A.V. Club published an article last week titled “Rise of the super-books: Is interactivity the future of reading?” Super-book? Really? What’s interesting here is they didn’t use the term in the article itself and instead referred to the products they reviewed as interactive book apps. An editor must have wanted some extra hype with a the catchy headline.

This combination of word, image, sound, and motion lacks a descriptor in modern language and we are left to bucket everything into the poorly termed ebook category. Saying the animated Alice in Wonderland on the iPad to the illustrated edition on the Nook are both ebooks does a disservice to both.

We are living through a time of incredible disruption in book publishing, and we would all help ourselves if we talked about how we should talk about the future of our industry.

The Marketing Responsibilities of An Author

On Saturday, I spoke at the Write to Publish conference that Portland State’s student run Ooligan Press hosted for writers trying to better understand the the publishing industry. The panel I was a part of was titled “Marketing Yourself As An Author” and from watching the faces of the audience, they took most of our messages as pretty grim news.

We told them they would largely be responsible for the promotion of their book or as my publisher told me “I can’t get your mom to buy your book; only you can.” We told them every book is a network of people, places and perspectives and that the author’s job was to find people in that network who would be moved by their work. We told them the most important one of all–publishing is a popularity contest, meaning you must know people who will buy your book and tell others to buy your book.

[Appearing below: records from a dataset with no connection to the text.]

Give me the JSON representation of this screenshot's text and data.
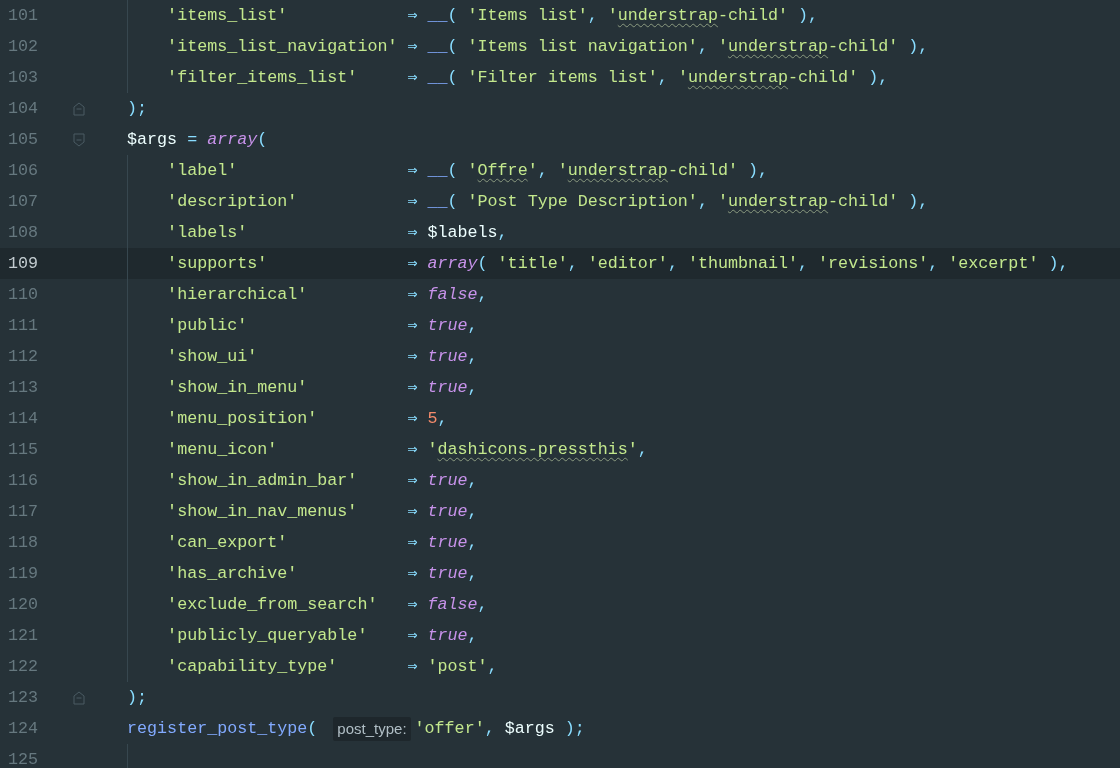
{
  "editor": {
    "lines": [
      {
        "number": "101",
        "current": false,
        "tokens": [
          {
            "kind": "key",
            "text": "        'items_list'"
          },
          {
            "kind": "op",
            "text": "⇒ "
          },
          {
            "kind": "fn",
            "text": "__"
          },
          {
            "kind": "punct",
            "text": "( "
          },
          {
            "kind": "str",
            "text": "'Items list'"
          },
          {
            "kind": "punct",
            "text": ", "
          },
          {
            "kind": "str",
            "text": "'"
          },
          {
            "kind": "typo",
            "text": "understrap"
          },
          {
            "kind": "str",
            "text": "-child'"
          },
          {
            "kind": "punct",
            "text": " ),"
          }
        ]
      },
      {
        "number": "102",
        "current": false,
        "tokens": [
          {
            "kind": "key",
            "text": "        'items_list_navigation'"
          },
          {
            "kind": "op",
            "text": "⇒ "
          },
          {
            "kind": "fn",
            "text": "__"
          },
          {
            "kind": "punct",
            "text": "( "
          },
          {
            "kind": "str",
            "text": "'Items list navigation'"
          },
          {
            "kind": "punct",
            "text": ", "
          },
          {
            "kind": "str",
            "text": "'"
          },
          {
            "kind": "typo",
            "text": "understrap"
          },
          {
            "kind": "str",
            "text": "-child'"
          },
          {
            "kind": "punct",
            "text": " ),"
          }
        ]
      },
      {
        "number": "103",
        "current": false,
        "tokens": [
          {
            "kind": "key",
            "text": "        'filter_items_list'"
          },
          {
            "kind": "op",
            "text": "⇒ "
          },
          {
            "kind": "fn",
            "text": "__"
          },
          {
            "kind": "punct",
            "text": "( "
          },
          {
            "kind": "str",
            "text": "'Filter items list'"
          },
          {
            "kind": "punct",
            "text": ", "
          },
          {
            "kind": "str",
            "text": "'"
          },
          {
            "kind": "typo",
            "text": "understrap"
          },
          {
            "kind": "str",
            "text": "-child'"
          },
          {
            "kind": "punct",
            "text": " ),"
          }
        ]
      },
      {
        "number": "104",
        "current": false,
        "fold_close": true,
        "tokens": [
          {
            "kind": "punct",
            "text": "    );"
          }
        ]
      },
      {
        "number": "105",
        "current": false,
        "fold_open": true,
        "tokens": [
          {
            "kind": "var",
            "text": "    $args"
          },
          {
            "kind": "op",
            "text": " = "
          },
          {
            "kind": "kw",
            "text": "array"
          },
          {
            "kind": "punct",
            "text": "("
          }
        ]
      },
      {
        "number": "106",
        "current": false,
        "tokens": [
          {
            "kind": "key",
            "text": "        'label'"
          },
          {
            "kind": "op",
            "text": "⇒ "
          },
          {
            "kind": "fn",
            "text": "__"
          },
          {
            "kind": "punct",
            "text": "( "
          },
          {
            "kind": "str",
            "text": "'"
          },
          {
            "kind": "typo",
            "text": "Offre"
          },
          {
            "kind": "str",
            "text": "'"
          },
          {
            "kind": "punct",
            "text": ", "
          },
          {
            "kind": "str",
            "text": "'"
          },
          {
            "kind": "typo",
            "text": "understrap"
          },
          {
            "kind": "str",
            "text": "-child'"
          },
          {
            "kind": "punct",
            "text": " ),"
          }
        ]
      },
      {
        "number": "107",
        "current": false,
        "tokens": [
          {
            "kind": "key",
            "text": "        'description'"
          },
          {
            "kind": "op",
            "text": "⇒ "
          },
          {
            "kind": "fn",
            "text": "__"
          },
          {
            "kind": "punct",
            "text": "( "
          },
          {
            "kind": "str",
            "text": "'Post Type Description'"
          },
          {
            "kind": "punct",
            "text": ", "
          },
          {
            "kind": "str",
            "text": "'"
          },
          {
            "kind": "typo",
            "text": "understrap"
          },
          {
            "kind": "str",
            "text": "-child'"
          },
          {
            "kind": "punct",
            "text": " ),"
          }
        ]
      },
      {
        "number": "108",
        "current": false,
        "tokens": [
          {
            "kind": "key",
            "text": "        'labels'"
          },
          {
            "kind": "op",
            "text": "⇒ "
          },
          {
            "kind": "var",
            "text": "$labels"
          },
          {
            "kind": "punct",
            "text": ","
          }
        ]
      },
      {
        "number": "109",
        "current": true,
        "tokens": [
          {
            "kind": "key",
            "text": "        'supports'"
          },
          {
            "kind": "op",
            "text": "⇒ "
          },
          {
            "kind": "kw",
            "text": "array"
          },
          {
            "kind": "punct",
            "text": "( "
          },
          {
            "kind": "str",
            "text": "'title'"
          },
          {
            "kind": "punct",
            "text": ", "
          },
          {
            "kind": "str",
            "text": "'editor'"
          },
          {
            "kind": "punct",
            "text": ", "
          },
          {
            "kind": "str",
            "text": "'thumbnail'"
          },
          {
            "kind": "punct",
            "text": ", "
          },
          {
            "kind": "str",
            "text": "'revisions'"
          },
          {
            "kind": "punct",
            "text": ", "
          },
          {
            "kind": "str",
            "text": "'excerpt'"
          },
          {
            "kind": "punct",
            "text": " ),"
          }
        ]
      },
      {
        "number": "110",
        "current": false,
        "tokens": [
          {
            "kind": "key",
            "text": "        'hierarchical'"
          },
          {
            "kind": "op",
            "text": "⇒ "
          },
          {
            "kind": "kw",
            "text": "false"
          },
          {
            "kind": "punct",
            "text": ","
          }
        ]
      },
      {
        "number": "111",
        "current": false,
        "tokens": [
          {
            "kind": "key",
            "text": "        'public'"
          },
          {
            "kind": "op",
            "text": "⇒ "
          },
          {
            "kind": "kw",
            "text": "true"
          },
          {
            "kind": "punct",
            "text": ","
          }
        ]
      },
      {
        "number": "112",
        "current": false,
        "tokens": [
          {
            "kind": "key",
            "text": "        'show_ui'"
          },
          {
            "kind": "op",
            "text": "⇒ "
          },
          {
            "kind": "kw",
            "text": "true"
          },
          {
            "kind": "punct",
            "text": ","
          }
        ]
      },
      {
        "number": "113",
        "current": false,
        "tokens": [
          {
            "kind": "key",
            "text": "        'show_in_menu'"
          },
          {
            "kind": "op",
            "text": "⇒ "
          },
          {
            "kind": "kw",
            "text": "true"
          },
          {
            "kind": "punct",
            "text": ","
          }
        ]
      },
      {
        "number": "114",
        "current": false,
        "tokens": [
          {
            "kind": "key",
            "text": "        'menu_position'"
          },
          {
            "kind": "op",
            "text": "⇒ "
          },
          {
            "kind": "num",
            "text": "5"
          },
          {
            "kind": "punct",
            "text": ","
          }
        ]
      },
      {
        "number": "115",
        "current": false,
        "tokens": [
          {
            "kind": "key",
            "text": "        'menu_icon'"
          },
          {
            "kind": "op",
            "text": "⇒ "
          },
          {
            "kind": "str",
            "text": "'"
          },
          {
            "kind": "typo",
            "text": "dashicons-pressthis"
          },
          {
            "kind": "str",
            "text": "'"
          },
          {
            "kind": "punct",
            "text": ","
          }
        ]
      },
      {
        "number": "116",
        "current": false,
        "tokens": [
          {
            "kind": "key",
            "text": "        'show_in_admin_bar'"
          },
          {
            "kind": "op",
            "text": "⇒ "
          },
          {
            "kind": "kw",
            "text": "true"
          },
          {
            "kind": "punct",
            "text": ","
          }
        ]
      },
      {
        "number": "117",
        "current": false,
        "tokens": [
          {
            "kind": "key",
            "text": "        'show_in_nav_menus'"
          },
          {
            "kind": "op",
            "text": "⇒ "
          },
          {
            "kind": "kw",
            "text": "true"
          },
          {
            "kind": "punct",
            "text": ","
          }
        ]
      },
      {
        "number": "118",
        "current": false,
        "tokens": [
          {
            "kind": "key",
            "text": "        'can_export'"
          },
          {
            "kind": "op",
            "text": "⇒ "
          },
          {
            "kind": "kw",
            "text": "true"
          },
          {
            "kind": "punct",
            "text": ","
          }
        ]
      },
      {
        "number": "119",
        "current": false,
        "tokens": [
          {
            "kind": "key",
            "text": "        'has_archive'"
          },
          {
            "kind": "op",
            "text": "⇒ "
          },
          {
            "kind": "kw",
            "text": "true"
          },
          {
            "kind": "punct",
            "text": ","
          }
        ]
      },
      {
        "number": "120",
        "current": false,
        "tokens": [
          {
            "kind": "key",
            "text": "        'exclude_from_search'"
          },
          {
            "kind": "op",
            "text": "⇒ "
          },
          {
            "kind": "kw",
            "text": "false"
          },
          {
            "kind": "punct",
            "text": ","
          }
        ]
      },
      {
        "number": "121",
        "current": false,
        "tokens": [
          {
            "kind": "key",
            "text": "        'publicly_queryable'"
          },
          {
            "kind": "op",
            "text": "⇒ "
          },
          {
            "kind": "kw",
            "text": "true"
          },
          {
            "kind": "punct",
            "text": ","
          }
        ]
      },
      {
        "number": "122",
        "current": false,
        "tokens": [
          {
            "kind": "key",
            "text": "        'capability_type'"
          },
          {
            "kind": "op",
            "text": "⇒ "
          },
          {
            "kind": "str",
            "text": "'post'"
          },
          {
            "kind": "punct",
            "text": ","
          }
        ]
      },
      {
        "number": "123",
        "current": false,
        "fold_close": true,
        "tokens": [
          {
            "kind": "punct",
            "text": "    );"
          }
        ]
      },
      {
        "number": "124",
        "current": false,
        "tokens": [
          {
            "kind": "fn",
            "text": "    register_post_type"
          },
          {
            "kind": "punct",
            "text": "( "
          },
          {
            "kind": "hint",
            "text": "post_type:"
          },
          {
            "kind": "str",
            "text": "'offer'"
          },
          {
            "kind": "punct",
            "text": ", "
          },
          {
            "kind": "var",
            "text": "$args"
          },
          {
            "kind": "punct",
            "text": " );"
          }
        ]
      },
      {
        "number": "125",
        "current": false
      }
    ]
  }
}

It was interesting then to see Neal Pollack, an author with a national profile, announce in the New York Times Book Review that he is self-publishing a short novel called Jewball soon. Sharing this news on the back page of the Review is a PR opportunity that any author would welcome for his next project, but one few have the means to secure.

The network Pollack has developed over the last twenty years gave him the access to present that piece for consideration. His existing popularity makes it another story of an established author experimenting with other business models to make money from their work.

The most important point is the idea that Pollack took responsibility for the success of his next work. The New York Times didn’t call him to ask what he has been up to lately. No, he certainly pitched an editor and said “I think I have something interested to say about what has been going on in publishing and why I am choosing to try this book on my own.”

So, before you start lamenting his popularity (or what you might mistakenly perceive as his luck), start thinking instead about the steps you need to make to get that shot at writing the Essay piece for The New York Times Book Review. There might be quite a few of them, but unless you figure out what the first step is, you aren’t getting any closer to getting the gig.